The rift in the storage software industry has taken definite shape now IBM has revealed its plans for the Aperi open source group that it founded last year.
IBM said it will donate a million lines of storage management code to Aperi, and that its fellow Aperi members Fujitsu and McData will also hand over some code. Big Blue also announced that Aperi is to become part of the Eclipse Foundation, the now independent open source body that was originally set up by IBM.
The storage industry’s dominant trade body, the Storage Networking Industry Association (SNIA), contributed to the announcement with an unequivocal endorsement of Aperi, which it said would accelerate the take-up of the SMI-S standard that the body itself is currently developing.
The storage software industry is now split into two camps – Aperi, and the so-called Gang of Five. Both claim to be promoting the SMI-S storage management standard, and both plan to release some form of public or shared building block code.
The differences are that the Gang of Five – which has not given itself a name – has not committed to open source code, dwarfs Aperi in terms of market presence, and says that, unlike Aperi, it will work from within SNIA.
Aperi was founded last year, and its 10 members consist of many of IBM’s partners and allies including Network Appliance, LSI Logic, Brocade Communications Systems, CA, Cisco Systems and McData. IBM’s announcement was the big Aperi splash that the Gang of Five had attempted to pre-empt with an announcement that it made just days before.
The Gang formed only recently when it released its statement, which re-affirmed its members’ commitment to the emerging SMI-S storage standard and to SNIA. Unlike Aperi, the Gang wields a lot of muscle, as it includes the three biggest names in the storage software sector – EMC, Symantec, and Hewlett-Packard Co – alongside the lesser presences of Hitachi and Sun Microsystems.
The statement also promised that, like Aperi, the group would develop some form of public, shared storage management code, although not necessarily open source. Coincidentally, SNIA recently admitted that it has proposed to its membership constitutional changes that, if approved later this year, will allow it to embrace code development.
The group of five’s statement did not mention Aperi by name, but its timing and its emphasis on SMI-S and action in concert with SNIA was clearly intended to remind the world that Aperi was set up outside of SNIA, and as such might be considered a proprietary effort. SNIA has, however, emphatically confirmed its support for Aperi.

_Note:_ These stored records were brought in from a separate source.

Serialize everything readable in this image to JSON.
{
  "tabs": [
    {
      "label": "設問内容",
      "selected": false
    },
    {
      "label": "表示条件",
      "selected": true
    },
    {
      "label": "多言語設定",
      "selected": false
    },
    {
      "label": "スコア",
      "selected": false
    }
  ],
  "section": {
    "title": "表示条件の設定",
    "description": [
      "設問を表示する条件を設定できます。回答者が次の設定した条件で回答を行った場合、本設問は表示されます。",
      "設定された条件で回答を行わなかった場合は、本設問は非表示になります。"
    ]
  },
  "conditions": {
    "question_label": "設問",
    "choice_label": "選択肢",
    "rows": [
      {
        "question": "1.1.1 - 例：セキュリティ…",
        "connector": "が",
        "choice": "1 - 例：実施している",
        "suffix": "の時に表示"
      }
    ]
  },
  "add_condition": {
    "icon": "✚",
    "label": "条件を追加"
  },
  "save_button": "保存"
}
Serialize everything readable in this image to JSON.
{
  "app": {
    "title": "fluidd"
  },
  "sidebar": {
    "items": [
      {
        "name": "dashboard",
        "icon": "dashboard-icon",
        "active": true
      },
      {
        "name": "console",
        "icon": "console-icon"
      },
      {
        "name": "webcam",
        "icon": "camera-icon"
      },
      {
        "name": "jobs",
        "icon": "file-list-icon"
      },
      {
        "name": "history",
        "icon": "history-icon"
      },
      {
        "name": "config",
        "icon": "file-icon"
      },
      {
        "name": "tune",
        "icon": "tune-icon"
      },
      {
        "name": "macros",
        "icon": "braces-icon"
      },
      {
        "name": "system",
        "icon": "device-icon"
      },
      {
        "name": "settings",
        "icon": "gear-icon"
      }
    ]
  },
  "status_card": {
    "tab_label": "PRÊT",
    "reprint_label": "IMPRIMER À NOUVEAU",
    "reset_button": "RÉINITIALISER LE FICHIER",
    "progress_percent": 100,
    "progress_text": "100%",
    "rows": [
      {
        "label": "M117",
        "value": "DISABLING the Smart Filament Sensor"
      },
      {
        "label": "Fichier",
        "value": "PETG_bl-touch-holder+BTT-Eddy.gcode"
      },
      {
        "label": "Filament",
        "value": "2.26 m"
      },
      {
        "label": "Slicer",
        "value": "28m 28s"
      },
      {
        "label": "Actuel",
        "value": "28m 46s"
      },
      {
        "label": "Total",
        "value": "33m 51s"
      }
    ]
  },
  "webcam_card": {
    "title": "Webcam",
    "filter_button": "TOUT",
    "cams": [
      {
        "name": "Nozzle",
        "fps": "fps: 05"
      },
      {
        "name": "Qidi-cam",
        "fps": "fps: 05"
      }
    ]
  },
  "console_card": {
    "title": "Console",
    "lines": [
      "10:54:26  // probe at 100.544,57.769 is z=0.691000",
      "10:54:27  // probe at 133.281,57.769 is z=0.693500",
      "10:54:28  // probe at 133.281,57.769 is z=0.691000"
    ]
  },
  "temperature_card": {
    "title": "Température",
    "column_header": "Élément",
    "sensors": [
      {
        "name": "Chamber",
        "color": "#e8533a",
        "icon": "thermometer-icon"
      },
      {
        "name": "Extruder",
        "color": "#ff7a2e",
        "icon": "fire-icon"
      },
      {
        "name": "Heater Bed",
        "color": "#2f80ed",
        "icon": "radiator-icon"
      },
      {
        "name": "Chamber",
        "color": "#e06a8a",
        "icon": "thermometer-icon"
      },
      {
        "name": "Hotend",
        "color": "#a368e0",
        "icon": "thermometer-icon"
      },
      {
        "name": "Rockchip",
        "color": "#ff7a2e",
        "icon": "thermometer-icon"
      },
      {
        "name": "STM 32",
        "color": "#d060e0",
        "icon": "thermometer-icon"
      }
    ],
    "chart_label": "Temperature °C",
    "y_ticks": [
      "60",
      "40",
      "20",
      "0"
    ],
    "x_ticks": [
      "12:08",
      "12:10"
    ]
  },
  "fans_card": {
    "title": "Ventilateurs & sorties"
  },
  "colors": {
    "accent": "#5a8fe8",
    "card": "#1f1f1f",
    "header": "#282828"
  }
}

IBM said that it will donate its code to Aperi at the start of July, and that the formation of a sub-group within Eclipse normally takes around 30 days to be approved. The million lines of IBM code are currently being assembled, and IBM said it is working to remove IBM-centric code the sort of content that might justify charges of a proprietary bias.
The SMI-S standard is some way from covering all storage management functions, however, and as such IBM’s shipping code as distinct from what it says it will donate to Aperi will certainly contain proprietary elements.